- _Exercise brief_: All of the data is to be copied without a single change.

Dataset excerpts
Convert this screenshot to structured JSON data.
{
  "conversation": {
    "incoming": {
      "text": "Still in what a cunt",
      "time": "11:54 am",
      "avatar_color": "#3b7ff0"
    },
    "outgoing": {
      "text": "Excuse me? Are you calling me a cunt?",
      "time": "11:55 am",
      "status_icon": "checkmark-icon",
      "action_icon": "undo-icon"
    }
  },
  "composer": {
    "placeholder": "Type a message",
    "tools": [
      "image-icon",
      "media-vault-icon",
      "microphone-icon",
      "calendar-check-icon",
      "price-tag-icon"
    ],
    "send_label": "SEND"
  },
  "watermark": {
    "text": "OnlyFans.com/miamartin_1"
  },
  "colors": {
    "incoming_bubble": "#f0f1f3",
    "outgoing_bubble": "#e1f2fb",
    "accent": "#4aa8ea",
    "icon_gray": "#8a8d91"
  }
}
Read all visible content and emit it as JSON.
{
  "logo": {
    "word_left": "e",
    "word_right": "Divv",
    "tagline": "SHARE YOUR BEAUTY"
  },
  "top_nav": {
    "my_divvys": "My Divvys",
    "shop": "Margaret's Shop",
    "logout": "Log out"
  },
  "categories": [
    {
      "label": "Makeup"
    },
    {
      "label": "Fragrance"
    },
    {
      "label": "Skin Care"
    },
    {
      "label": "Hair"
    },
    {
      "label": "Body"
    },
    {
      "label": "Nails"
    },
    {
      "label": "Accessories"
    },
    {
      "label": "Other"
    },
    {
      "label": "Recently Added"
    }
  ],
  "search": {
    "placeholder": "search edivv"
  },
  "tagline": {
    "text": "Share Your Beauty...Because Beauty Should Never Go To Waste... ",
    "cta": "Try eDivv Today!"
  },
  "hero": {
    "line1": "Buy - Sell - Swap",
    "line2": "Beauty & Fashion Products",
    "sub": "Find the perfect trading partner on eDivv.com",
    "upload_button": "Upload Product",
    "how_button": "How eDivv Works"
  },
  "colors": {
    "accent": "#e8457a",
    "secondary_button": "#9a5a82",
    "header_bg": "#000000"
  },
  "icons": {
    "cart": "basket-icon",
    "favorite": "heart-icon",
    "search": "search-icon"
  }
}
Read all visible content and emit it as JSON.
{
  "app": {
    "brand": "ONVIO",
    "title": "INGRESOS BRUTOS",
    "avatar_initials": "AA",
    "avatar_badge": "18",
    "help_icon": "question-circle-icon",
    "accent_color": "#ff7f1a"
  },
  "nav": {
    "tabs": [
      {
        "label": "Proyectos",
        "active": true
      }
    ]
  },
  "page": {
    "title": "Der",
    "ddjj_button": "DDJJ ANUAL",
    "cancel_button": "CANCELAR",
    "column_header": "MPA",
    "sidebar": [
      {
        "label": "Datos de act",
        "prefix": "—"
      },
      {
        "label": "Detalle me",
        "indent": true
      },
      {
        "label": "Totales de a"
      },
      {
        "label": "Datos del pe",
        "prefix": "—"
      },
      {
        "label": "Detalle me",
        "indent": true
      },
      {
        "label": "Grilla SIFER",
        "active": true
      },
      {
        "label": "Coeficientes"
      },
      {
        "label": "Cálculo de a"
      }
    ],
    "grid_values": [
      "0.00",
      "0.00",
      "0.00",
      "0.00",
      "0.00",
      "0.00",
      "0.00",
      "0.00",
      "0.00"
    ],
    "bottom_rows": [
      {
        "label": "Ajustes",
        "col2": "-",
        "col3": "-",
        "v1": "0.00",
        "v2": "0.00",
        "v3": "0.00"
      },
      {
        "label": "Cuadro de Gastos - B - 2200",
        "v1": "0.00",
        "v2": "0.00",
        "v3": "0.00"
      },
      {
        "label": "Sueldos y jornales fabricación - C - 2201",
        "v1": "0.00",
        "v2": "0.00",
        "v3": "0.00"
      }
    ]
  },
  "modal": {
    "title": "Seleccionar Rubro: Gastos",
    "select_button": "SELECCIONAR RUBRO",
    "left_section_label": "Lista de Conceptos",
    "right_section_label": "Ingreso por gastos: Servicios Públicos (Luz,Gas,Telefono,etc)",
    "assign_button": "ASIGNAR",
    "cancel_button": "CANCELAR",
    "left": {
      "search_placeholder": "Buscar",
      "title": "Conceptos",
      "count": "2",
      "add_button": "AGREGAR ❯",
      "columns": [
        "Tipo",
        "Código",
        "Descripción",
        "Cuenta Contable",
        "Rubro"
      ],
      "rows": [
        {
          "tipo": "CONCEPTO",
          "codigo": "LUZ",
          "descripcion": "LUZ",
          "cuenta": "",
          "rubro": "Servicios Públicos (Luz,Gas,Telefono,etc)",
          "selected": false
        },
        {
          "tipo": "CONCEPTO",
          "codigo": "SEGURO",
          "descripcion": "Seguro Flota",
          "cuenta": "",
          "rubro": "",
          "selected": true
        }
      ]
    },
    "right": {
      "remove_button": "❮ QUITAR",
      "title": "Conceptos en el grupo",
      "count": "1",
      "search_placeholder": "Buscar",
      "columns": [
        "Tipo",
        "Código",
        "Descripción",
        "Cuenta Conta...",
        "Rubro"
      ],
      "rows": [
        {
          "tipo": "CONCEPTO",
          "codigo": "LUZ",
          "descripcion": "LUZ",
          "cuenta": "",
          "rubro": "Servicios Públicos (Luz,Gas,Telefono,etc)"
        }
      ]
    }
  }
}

- _Response_:
Convert this screenshot to structured JSON data.
{
  "conversation": {
    "incoming": {
      "text": "Still in what a cunt",
      "time": "11:54 am",
      "avatar_color": "#3b7ff0"
    },
    "outgoing": {
      "text": "Excuse me? Are you calling me a cunt?",
      "time": "11:55 am",
      "status_icon": "checkmark-icon",
      "action_icon": "undo-icon"
    }
  },
  "composer": {
    "placeholder": "Type a message",
    "tools": [
      "image-icon",
      "media-vault-icon",
      "microphone-icon",
      "calendar-check-icon",
      "price-tag-icon"
    ],
    "send_label": "SEND"
  },
  "watermark": {
    "text": "OnlyFans.com/miamartin_1"
  },
  "colors": {
    "incoming_bubble": "#f0f1f3",
    "outgoing_bubble": "#e1f2fb",
    "accent": "#4aa8ea",
    "icon_gray": "#8a8d91"
  }
}
Read all visible content and emit it as JSON.
{
  "logo": {
    "word_left": "e",
    "word_right": "Divv",
    "tagline": "SHARE YOUR BEAUTY"
  },
  "top_nav": {
    "my_divvys": "My Divvys",
    "shop": "Margaret's Shop",
    "logout": "Log out"
  },
  "categories": [
    {
      "label": "Makeup"
    },
    {
      "label": "Fragrance"
    },
    {
      "label": "Skin Care"
    },
    {
      "label": "Hair"
    },
    {
      "label": "Body"
    },
    {
      "label": "Nails"
    },
    {
      "label": "Accessories"
    },
    {
      "label": "Other"
    },
    {
      "label": "Recently Added"
    }
  ],
  "search": {
    "placeholder": "search edivv"
  },
  "tagline": {
    "text": "Share Your Beauty...Because Beauty Should Never Go To Waste... ",
    "cta": "Try eDivv Today!"
  },
  "hero": {
    "line1": "Buy - Sell - Swap",
    "line2": "Beauty & Fashion Products",
    "sub": "Find the perfect trading partner on eDivv.com",
    "upload_button": "Upload Product",
    "how_button": "How eDivv Works"
  },
  "colors": {
    "accent": "#e8457a",
    "secondary_button": "#9a5a82",
    "header_bg": "#000000"
  },
  "icons": {
    "cart": "basket-icon",
    "favorite": "heart-icon",
    "search": "search-icon"
  }
}
Read all visible content and emit it as JSON.
{
  "app": {
    "brand": "ONVIO",
    "title": "INGRESOS BRUTOS",
    "avatar_initials": "AA",
    "avatar_badge": "18",
    "help_icon": "question-circle-icon",
    "accent_color": "#ff7f1a"
  },
  "nav": {
    "tabs": [
      {
        "label": "Proyectos",
        "active": true
      }
    ]
  },
  "page": {
    "title": "Der",
    "ddjj_button": "DDJJ ANUAL",
    "cancel_button": "CANCELAR",
    "column_header": "MPA",
    "sidebar": [
      {
        "label": "Datos de act",
        "prefix": "—"
      },
      {
        "label": "Detalle me",
        "indent": true
      },
      {
        "label": "Totales de a"
      },
      {
        "label": "Datos del pe",
        "prefix": "—"
      },
      {
        "label": "Detalle me",
        "indent": true
      },
      {
        "label": "Grilla SIFER",
        "active": true
      },
      {
        "label": "Coeficientes"
      },
      {
        "label": "Cálculo de a"
      }
    ],
    "grid_values": [
      "0.00",
      "0.00",
      "0.00",
      "0.00",
      "0.00",
      "0.00",
      "0.00",
      "0.00",
      "0.00"
    ],
    "bottom_rows": [
      {
        "label": "Ajustes",
        "col2": "-",
        "col3": "-",
        "v1": "0.00",
        "v2": "0.00",
        "v3": "0.00"
      },
      {
        "label": "Cuadro de Gastos - B - 2200",
        "v1": "0.00",
        "v2": "0.00",
        "v3": "0.00"
      },
      {
        "label": "Sueldos y jornales fabricación - C - 2201",
        "v1": "0.00",
        "v2": "0.00",
        "v3": "0.00"
      }
    ]
  },
  "modal": {
    "title": "Seleccionar Rubro: Gastos",
    "select_button": "SELECCIONAR RUBRO",
    "left_section_label": "Lista de Conceptos",
    "right_section_label": "Ingreso por gastos: Servicios Públicos (Luz,Gas,Telefono,etc)",
    "assign_button": "ASIGNAR",
    "cancel_button": "CANCELAR",
    "left": {
      "search_placeholder": "Buscar",
      "title": "Conceptos",
      "count": "2",
      "add_button": "AGREGAR ❯",
      "columns": [
        "Tipo",
        "Código",
        "Descripción",
        "Cuenta Contable",
        "Rubro"
      ],
      "rows": [
        {
          "tipo": "CONCEPTO",
          "codigo": "LUZ",
          "descripcion": "LUZ",
          "cuenta": "",
          "rubro": "Servicios Públicos (Luz,Gas,Telefono,etc)",
          "selected": false
        },
        {
          "tipo": "CONCEPTO",
          "codigo": "SEGURO",
          "descripcion": "Seguro Flota",
          "cuenta": "",
          "rubro": "",
          "selected": true
        }
      ]
    },
    "right": {
      "remove_button": "❮ QUITAR",
      "title": "Conceptos en el grupo",
      "count": "1",
      "search_placeholder": "Buscar",
      "columns": [
        "Tipo",
        "Código",
        "Descripción",
        "Cuenta Conta...",
        "Rubro"
      ],
      "rows": [
        {
          "tipo": "CONCEPTO",
          "codigo": "LUZ",
          "descripcion": "LUZ",
          "cuenta": "",
          "rubro": "Servicios Públicos (Luz,Gas,Telefono,etc)"
        }
      ]
    }
  }
}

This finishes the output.